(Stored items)
>>
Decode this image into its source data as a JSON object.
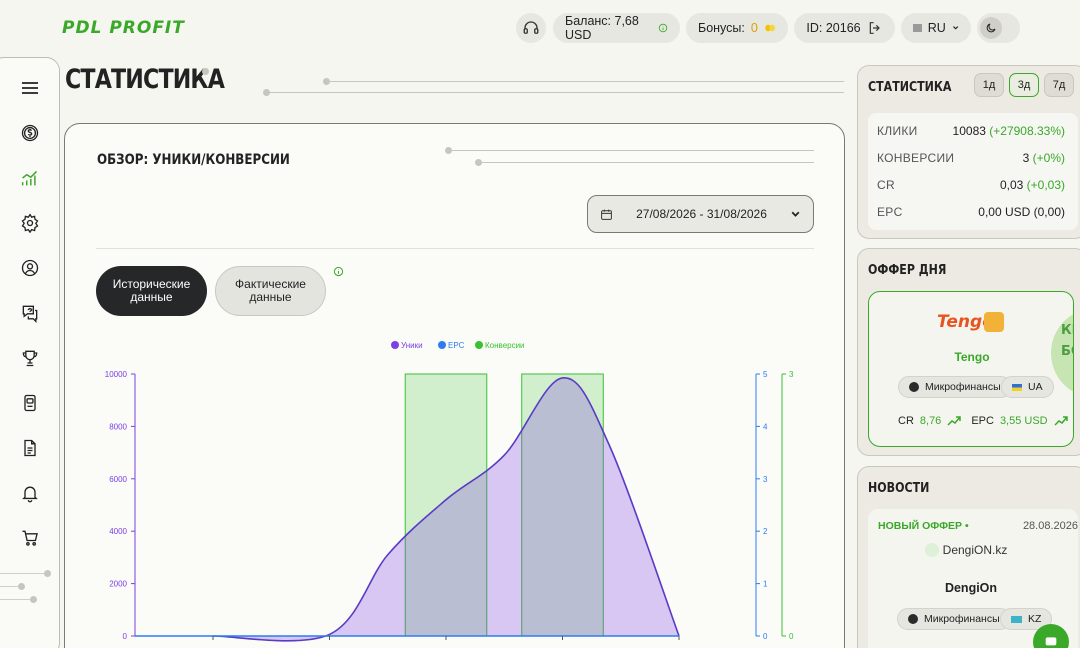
{
  "header": {
    "logo": "PDL PROFIT",
    "balance": "Баланс: 7,68 USD",
    "bonus_label": "Бонусы:",
    "bonus_value": "0",
    "id": "ID: 20166",
    "lang": "RU"
  },
  "page": {
    "title": "СТАТИСТИКА"
  },
  "overview": {
    "title": "ОБЗОР: УНИКИ/КОНВЕРСИИ",
    "date_range": "27/08/2026 - 31/08/2026",
    "tab_historical": "Исторические данные",
    "tab_actual": "Фактические данные"
  },
  "chart_data": {
    "type": "area",
    "legend": [
      {
        "name": "Уники",
        "color": "#7b3fe4"
      },
      {
        "name": "EPC",
        "color": "#2f7cf0"
      },
      {
        "name": "Конверсии",
        "color": "#39c232"
      }
    ],
    "y_left": {
      "ticks": [
        "10000",
        "8000",
        "6000",
        "4000",
        "2000",
        "0"
      ],
      "range": [
        0,
        10000
      ]
    },
    "y_right1": {
      "ticks": [
        "5",
        "4",
        "3",
        "2",
        "1",
        "0"
      ],
      "range": [
        0,
        5
      ]
    },
    "y_right2": {
      "ticks": [
        "3",
        "0"
      ],
      "range": [
        0,
        3
      ]
    },
    "series": [
      {
        "name": "Уники",
        "points": [
          [
            0,
            0
          ],
          [
            1,
            60
          ],
          [
            1.5,
            3100
          ],
          [
            2,
            5200
          ],
          [
            2.5,
            6900
          ],
          [
            3,
            9850
          ],
          [
            3.4,
            7300
          ],
          [
            4,
            0
          ]
        ]
      },
      {
        "name": "EPC",
        "points": [
          [
            0,
            0
          ],
          [
            4,
            0
          ]
        ]
      },
      {
        "name": "Конверсии",
        "bars": [
          {
            "from": 1.65,
            "to": 2.35,
            "value": 3
          },
          {
            "from": 2.65,
            "to": 3.35,
            "value": 3
          }
        ]
      }
    ]
  },
  "stats": {
    "title": "СТАТИСТИКА",
    "periods": [
      "1д",
      "3д",
      "7д"
    ],
    "rows": [
      {
        "label": "КЛИКИ",
        "value": "10083",
        "delta": "(+27908.33%)"
      },
      {
        "label": "КОНВЕРСИИ",
        "value": "3",
        "delta": "(+0%)"
      },
      {
        "label": "CR",
        "value": "0,03",
        "delta": "(+0,03)"
      },
      {
        "label": "EPC",
        "value": "0,00 USD",
        "delta": "(0,00)"
      }
    ]
  },
  "offer": {
    "title": "ОФФЕР ДНЯ",
    "brand": "Tengo",
    "name": "Tengo",
    "category": "Микрофинансы",
    "country": "UA",
    "cr_label": "CR",
    "cr_value": "8,76",
    "epc_label": "EPC",
    "epc_value": "3,55 USD",
    "badge": "КР БО"
  },
  "news": {
    "title": "НОВОСТИ",
    "tag": "НОВЫЙ ОФФЕР •",
    "date": "28.08.2026",
    "brand": "DengiON.kz",
    "name": "DengiOn",
    "category": "Микрофинансы",
    "country": "KZ"
  },
  "colors": {
    "accent": "#3aa829",
    "purple": "#7b3fe4",
    "blue": "#2f7cf0"
  }
}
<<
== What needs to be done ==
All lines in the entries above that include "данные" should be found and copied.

== Your solution ==
    "tab_historical": "Исторические данные",
    "tab_actual": "Фактические данные"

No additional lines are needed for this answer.